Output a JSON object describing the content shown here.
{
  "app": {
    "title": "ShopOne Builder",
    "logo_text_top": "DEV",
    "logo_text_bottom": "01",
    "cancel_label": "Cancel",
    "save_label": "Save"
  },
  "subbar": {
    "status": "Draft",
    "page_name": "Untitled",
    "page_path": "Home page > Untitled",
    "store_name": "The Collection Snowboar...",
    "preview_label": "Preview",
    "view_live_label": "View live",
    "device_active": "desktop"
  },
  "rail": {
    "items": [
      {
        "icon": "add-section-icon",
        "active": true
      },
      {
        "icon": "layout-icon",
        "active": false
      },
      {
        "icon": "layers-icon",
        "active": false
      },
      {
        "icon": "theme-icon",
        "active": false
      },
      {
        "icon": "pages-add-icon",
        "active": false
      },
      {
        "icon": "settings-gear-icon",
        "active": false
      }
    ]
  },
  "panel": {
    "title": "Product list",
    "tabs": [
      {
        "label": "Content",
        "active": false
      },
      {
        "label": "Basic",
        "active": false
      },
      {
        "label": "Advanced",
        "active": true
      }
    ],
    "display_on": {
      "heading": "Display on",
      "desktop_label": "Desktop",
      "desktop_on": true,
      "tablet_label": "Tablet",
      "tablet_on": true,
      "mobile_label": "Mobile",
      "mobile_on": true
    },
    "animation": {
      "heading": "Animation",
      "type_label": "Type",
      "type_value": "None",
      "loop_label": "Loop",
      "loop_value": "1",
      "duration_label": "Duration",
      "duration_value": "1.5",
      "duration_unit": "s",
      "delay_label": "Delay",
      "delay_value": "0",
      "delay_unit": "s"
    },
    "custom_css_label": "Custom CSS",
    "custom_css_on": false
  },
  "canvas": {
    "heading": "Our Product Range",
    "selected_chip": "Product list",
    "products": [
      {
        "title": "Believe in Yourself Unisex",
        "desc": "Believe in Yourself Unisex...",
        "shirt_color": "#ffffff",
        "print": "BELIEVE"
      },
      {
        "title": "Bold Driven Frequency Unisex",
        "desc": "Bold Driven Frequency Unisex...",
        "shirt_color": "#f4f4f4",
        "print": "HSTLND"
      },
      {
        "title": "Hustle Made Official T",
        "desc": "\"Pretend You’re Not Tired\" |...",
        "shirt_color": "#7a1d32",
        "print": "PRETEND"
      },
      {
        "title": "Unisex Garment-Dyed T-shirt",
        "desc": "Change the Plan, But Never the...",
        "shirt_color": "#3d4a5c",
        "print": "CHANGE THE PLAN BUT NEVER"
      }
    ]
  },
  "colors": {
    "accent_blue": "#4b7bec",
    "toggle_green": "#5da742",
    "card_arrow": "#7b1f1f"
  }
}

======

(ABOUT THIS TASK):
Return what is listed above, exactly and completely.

(ANSWER TO THIS TASK):
Output a JSON object describing the content shown here.
{
  "app": {
    "title": "ShopOne Builder",
    "logo_text_top": "DEV",
    "logo_text_bottom": "01",
    "cancel_label": "Cancel",
    "save_label": "Save"
  },
  "subbar": {
    "status": "Draft",
    "page_name": "Untitled",
    "page_path": "Home page > Untitled",
    "store_name": "The Collection Snowboar...",
    "preview_label": "Preview",
    "view_live_label": "View live",
    "device_active": "desktop"
  },
  "rail": {
    "items": [
      {
        "icon": "add-section-icon",
        "active": true
      },
      {
        "icon": "layout-icon",
        "active": false
      },
      {
        "icon": "layers-icon",
        "active": false
      },
      {
        "icon": "theme-icon",
        "active": false
      },
      {
        "icon": "pages-add-icon",
        "active": false
      },
      {
        "icon": "settings-gear-icon",
        "active": false
      }
    ]
  },
  "panel": {
    "title": "Product list",
    "tabs": [
      {
        "label": "Content",
        "active": false
      },
      {
        "label": "Basic",
        "active": false
      },
      {
        "label": "Advanced",
        "active": true
      }
    ],
    "display_on": {
      "heading": "Display on",
      "desktop_label": "Desktop",
      "desktop_on": true,
      "tablet_label": "Tablet",
      "tablet_on": true,
      "mobile_label": "Mobile",
      "mobile_on": true
    },
    "animation": {
      "heading": "Animation",
      "type_label": "Type",
      "type_value": "None",
      "loop_label": "Loop",
      "loop_value": "1",
      "duration_label": "Duration",
      "duration_value": "1.5",
      "duration_unit": "s",
      "delay_label": "Delay",
      "delay_value": "0",
      "delay_unit": "s"
    },
    "custom_css_label": "Custom CSS",
    "custom_css_on": false
  },
  "canvas": {
    "heading": "Our Product Range",
    "selected_chip": "Product list",
    "products": [
      {
        "title": "Believe in Yourself Unisex",
        "desc": "Believe in Yourself Unisex...",
        "shirt_color": "#ffffff",
        "print": "BELIEVE"
      },
      {
        "title": "Bold Driven Frequency Unisex",
        "desc": "Bold Driven Frequency Unisex...",
        "shirt_color": "#f4f4f4",
        "print": "HSTLND"
      },
      {
        "title": "Hustle Made Official T",
        "desc": "\"Pretend You’re Not Tired\" |...",
        "shirt_color": "#7a1d32",
        "print": "PRETEND"
      },
      {
        "title": "Unisex Garment-Dyed T-shirt",
        "desc": "Change the Plan, But Never the...",
        "shirt_color": "#3d4a5c",
        "print": "CHANGE THE PLAN BUT NEVER"
      }
    ]
  },
  "colors": {
    "accent_blue": "#4b7bec",
    "toggle_green": "#5da742",
    "card_arrow": "#7b1f1f"
  }
}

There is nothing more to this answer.